Petra, an ancient city built into the living stone, remained hidden away for centuries after the gradual decline of the Nabataean metropolis under Roman rule.
Built in what is now southern Jordan, the city was founded sometime after the death of Alexander, possible as early as 312 BC. The Nabataeans, who had been a herding people only a short time before, built this monumental city, and prospered during the Hellenistic era.
The city is only visible after entering the Siq- a three quarter mile long, and ten to twenty feet wide gorge that ends at the entrance the entrance to the Treasury (pictured below). The photo beneath the treasury is of the Siq.
Petra was built in a very inhospitable region, with only desert for miles, making the architecture all the more amazing. In fact, the site was voted to a new 7 Wonders of the World list in 2007.
The Nabataeans were described in the 4th Century BC as "living a rough and rural life, without cities or settled agriculture" by Greek historian Diodorus. They had changed significantly by the early 1st Century AD. During this time, Greek geographer Strabo described Petra as "a great city with an abundance of water, gardens, and expensive stone houses" (Auge and Dentzer, pg. 36).
While it would seem an unlikely place for this kind of undertaking, the location of the city was at a crossroads of trade routes between many of the great powers of the day. The Nabataeans grew rich collecting fees from the massive desert caravan trade, and provided travelers with food and water while traveling through the hot desert region.
Exactly where the Nabataeans came from, as well as how, and why, the site was settled is still debated. One thing that is understood is that the Nabataeans were heavily involved in the commercial trade of the surrounding regions. At its peak, the city was "a major caravan centre for the incense of Arabia, the silks of China and the spices of India, a crossroads between Arabia, Egypt and Syria-Phoenicia." Source
One of the most spectacular features of the ancient city must have been the way in which they brought water in for a population estimated to be between 10,000 and 30,000. They developed systems to help preserve seasonal rainwater, but that would not have been enough. To support the city, the Nabataeans built and maintained "an extensive hydrological system, including dams, cisterns, rock-carved water channels, and ceramic pipes." Source

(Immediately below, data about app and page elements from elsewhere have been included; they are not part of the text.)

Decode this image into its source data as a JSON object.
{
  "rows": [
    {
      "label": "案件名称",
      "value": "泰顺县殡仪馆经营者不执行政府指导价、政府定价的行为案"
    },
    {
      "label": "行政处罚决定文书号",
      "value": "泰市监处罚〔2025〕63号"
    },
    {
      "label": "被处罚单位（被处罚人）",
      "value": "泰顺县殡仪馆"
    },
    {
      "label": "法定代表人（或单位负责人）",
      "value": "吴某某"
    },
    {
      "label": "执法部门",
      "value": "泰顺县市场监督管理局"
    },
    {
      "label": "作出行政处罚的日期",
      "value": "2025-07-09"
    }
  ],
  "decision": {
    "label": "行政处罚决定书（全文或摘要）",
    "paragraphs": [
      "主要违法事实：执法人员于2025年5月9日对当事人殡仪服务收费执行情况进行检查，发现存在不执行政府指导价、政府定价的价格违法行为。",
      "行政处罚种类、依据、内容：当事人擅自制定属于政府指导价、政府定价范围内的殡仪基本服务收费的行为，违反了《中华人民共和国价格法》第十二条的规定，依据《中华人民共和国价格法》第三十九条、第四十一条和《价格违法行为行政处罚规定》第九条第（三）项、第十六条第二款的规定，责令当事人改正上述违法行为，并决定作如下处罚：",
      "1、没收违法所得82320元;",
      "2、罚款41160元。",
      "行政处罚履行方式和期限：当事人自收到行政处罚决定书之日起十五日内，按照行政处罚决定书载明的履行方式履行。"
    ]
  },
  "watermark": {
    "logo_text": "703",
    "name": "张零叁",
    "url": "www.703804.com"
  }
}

In 106 BC, the Nabataeans were conquered by the Romans: "Petra became part of the Roman province of Arabia but continued to flourish until changing trade routes caused its gradual commercial decline."